The paper focuses on the swastika, artefacts of antler, wood, metal and clay marked with the swastika, and swastika-shaped items from the 13th and 14th centuries in the Grand Duchy of Lithuania. An answer is sought to the question what the swastika, a universal sign and symbol, represented in ancient Lithuanian culture and religion, and what kinds of shapes and accompanying mythological meanings it possessed. It is concluded that in the 13th and 14th centuries, the swastika did not have a canon of representation, and its perpendiculars on one-sided items faced in one or the other rotary direction (clockwise or anti-clockwise), while on two-sided ones they faced in both directions simultaneously. Two Lithuanian gods, Perkūnas (Thunder) and Kalvelis (Blacksmith), emerged in the explored contexts of items marked with a swastika. This confirms the genetic connection between the swastika and an equilateral cross, the sign of fire or Thunder, characteristic of the Baltic and ancient Lithuanian religious tradition. To date, there is no reason to believe that the perpendiculars could change the symbolic meaning.
The article is devoted to the scientific and organisational activities of Hermann Sommer (1899–1962), the founder and head of the Office for the Care and Preservation of the Cultural Heritage in the Fischhausen district of the German province of East Prussia, during the difficult period of Germany’s history from 1929 to 1945. It describes the circumstances surrounding the creation, as well as the later rescue and finally rediscovery by the archaeological community, of Sommer’s historical and archaeological legacy. One of the most important components of the archaeological part of the heritage is the Fischhausen Archive, a card-index archive of archaeological monuments that were known in the district in question by 1945. By this time, the first experience of using the data from the archive had already demonstrated the enormous potential of these documents for the reconstruction of the prewar state of research, as well as for the modern study of the archaeological sites on the Kaliningrad Peninsula. The search for the rest of his legacy has already resulted in a number of unexpected discoveries of further archaeological material.
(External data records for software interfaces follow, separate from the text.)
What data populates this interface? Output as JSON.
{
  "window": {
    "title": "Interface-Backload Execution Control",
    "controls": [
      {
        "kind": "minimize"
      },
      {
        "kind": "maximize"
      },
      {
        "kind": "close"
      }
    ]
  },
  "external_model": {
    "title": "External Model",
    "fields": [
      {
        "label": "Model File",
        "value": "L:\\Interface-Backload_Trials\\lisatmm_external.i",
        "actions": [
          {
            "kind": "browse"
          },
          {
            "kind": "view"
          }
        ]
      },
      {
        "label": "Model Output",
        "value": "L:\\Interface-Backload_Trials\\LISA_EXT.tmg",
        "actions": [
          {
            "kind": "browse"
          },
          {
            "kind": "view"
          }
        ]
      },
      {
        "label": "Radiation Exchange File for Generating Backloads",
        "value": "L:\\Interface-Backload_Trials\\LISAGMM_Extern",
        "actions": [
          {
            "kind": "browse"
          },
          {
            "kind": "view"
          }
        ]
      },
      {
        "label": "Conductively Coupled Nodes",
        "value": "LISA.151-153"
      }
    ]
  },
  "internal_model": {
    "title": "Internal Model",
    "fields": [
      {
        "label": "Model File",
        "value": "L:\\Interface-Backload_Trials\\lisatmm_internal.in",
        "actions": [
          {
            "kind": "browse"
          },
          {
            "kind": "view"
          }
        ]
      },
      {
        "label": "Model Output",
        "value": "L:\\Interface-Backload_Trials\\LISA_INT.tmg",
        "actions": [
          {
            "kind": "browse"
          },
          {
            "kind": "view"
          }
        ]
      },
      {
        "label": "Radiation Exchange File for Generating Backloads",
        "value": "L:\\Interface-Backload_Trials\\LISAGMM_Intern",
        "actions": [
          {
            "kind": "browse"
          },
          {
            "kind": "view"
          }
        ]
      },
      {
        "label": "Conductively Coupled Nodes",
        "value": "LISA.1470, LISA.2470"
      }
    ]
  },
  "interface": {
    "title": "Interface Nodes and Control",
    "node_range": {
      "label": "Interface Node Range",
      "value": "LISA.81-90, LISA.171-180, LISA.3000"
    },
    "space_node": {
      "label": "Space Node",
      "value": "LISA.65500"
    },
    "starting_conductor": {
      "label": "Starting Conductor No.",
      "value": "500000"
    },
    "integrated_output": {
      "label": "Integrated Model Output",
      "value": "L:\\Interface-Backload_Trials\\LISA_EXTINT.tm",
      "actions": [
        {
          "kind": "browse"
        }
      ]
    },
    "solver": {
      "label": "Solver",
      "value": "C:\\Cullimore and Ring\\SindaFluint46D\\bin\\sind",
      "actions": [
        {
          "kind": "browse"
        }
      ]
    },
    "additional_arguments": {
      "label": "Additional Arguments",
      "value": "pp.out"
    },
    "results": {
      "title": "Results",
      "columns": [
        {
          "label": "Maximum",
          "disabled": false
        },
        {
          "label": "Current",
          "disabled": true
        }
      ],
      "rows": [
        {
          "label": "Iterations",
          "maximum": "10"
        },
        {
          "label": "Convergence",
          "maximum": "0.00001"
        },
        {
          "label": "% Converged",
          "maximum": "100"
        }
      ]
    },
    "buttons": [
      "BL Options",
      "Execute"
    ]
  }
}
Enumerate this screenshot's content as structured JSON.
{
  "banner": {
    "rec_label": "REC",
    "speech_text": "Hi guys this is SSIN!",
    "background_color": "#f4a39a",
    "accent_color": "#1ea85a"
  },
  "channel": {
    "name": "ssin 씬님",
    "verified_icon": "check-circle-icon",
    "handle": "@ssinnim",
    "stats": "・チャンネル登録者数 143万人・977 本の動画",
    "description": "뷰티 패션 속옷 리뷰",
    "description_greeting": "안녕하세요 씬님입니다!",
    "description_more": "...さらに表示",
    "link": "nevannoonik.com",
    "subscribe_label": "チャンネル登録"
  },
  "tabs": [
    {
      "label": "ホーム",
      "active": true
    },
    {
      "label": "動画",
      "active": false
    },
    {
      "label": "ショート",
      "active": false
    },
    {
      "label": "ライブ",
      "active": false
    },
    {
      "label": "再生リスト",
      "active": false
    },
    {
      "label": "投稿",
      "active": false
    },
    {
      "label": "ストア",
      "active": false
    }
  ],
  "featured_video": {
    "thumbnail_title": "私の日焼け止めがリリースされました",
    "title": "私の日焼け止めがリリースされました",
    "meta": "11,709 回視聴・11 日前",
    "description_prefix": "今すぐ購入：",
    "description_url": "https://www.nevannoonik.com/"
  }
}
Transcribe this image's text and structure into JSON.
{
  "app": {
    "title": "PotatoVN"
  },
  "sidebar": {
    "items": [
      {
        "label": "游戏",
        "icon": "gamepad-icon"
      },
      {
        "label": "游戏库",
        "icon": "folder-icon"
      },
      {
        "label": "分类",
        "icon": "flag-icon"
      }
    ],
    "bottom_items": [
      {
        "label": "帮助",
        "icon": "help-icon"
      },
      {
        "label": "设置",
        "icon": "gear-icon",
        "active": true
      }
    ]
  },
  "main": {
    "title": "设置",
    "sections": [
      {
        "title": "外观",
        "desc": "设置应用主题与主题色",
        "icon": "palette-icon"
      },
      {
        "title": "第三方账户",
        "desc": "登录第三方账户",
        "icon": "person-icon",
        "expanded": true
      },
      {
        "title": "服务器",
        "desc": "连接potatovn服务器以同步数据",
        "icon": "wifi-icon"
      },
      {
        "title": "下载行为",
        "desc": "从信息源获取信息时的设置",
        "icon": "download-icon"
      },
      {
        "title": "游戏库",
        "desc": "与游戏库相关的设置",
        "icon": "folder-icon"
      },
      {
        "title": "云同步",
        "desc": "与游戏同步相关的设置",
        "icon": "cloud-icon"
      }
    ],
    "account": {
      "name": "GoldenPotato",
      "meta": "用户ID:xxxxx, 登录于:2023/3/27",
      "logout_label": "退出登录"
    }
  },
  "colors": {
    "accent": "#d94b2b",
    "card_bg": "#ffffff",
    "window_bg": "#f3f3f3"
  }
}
Preliminary results also indicate that similar archives of archaeological monuments could also have been created for other districts of the former German province of East Prussia.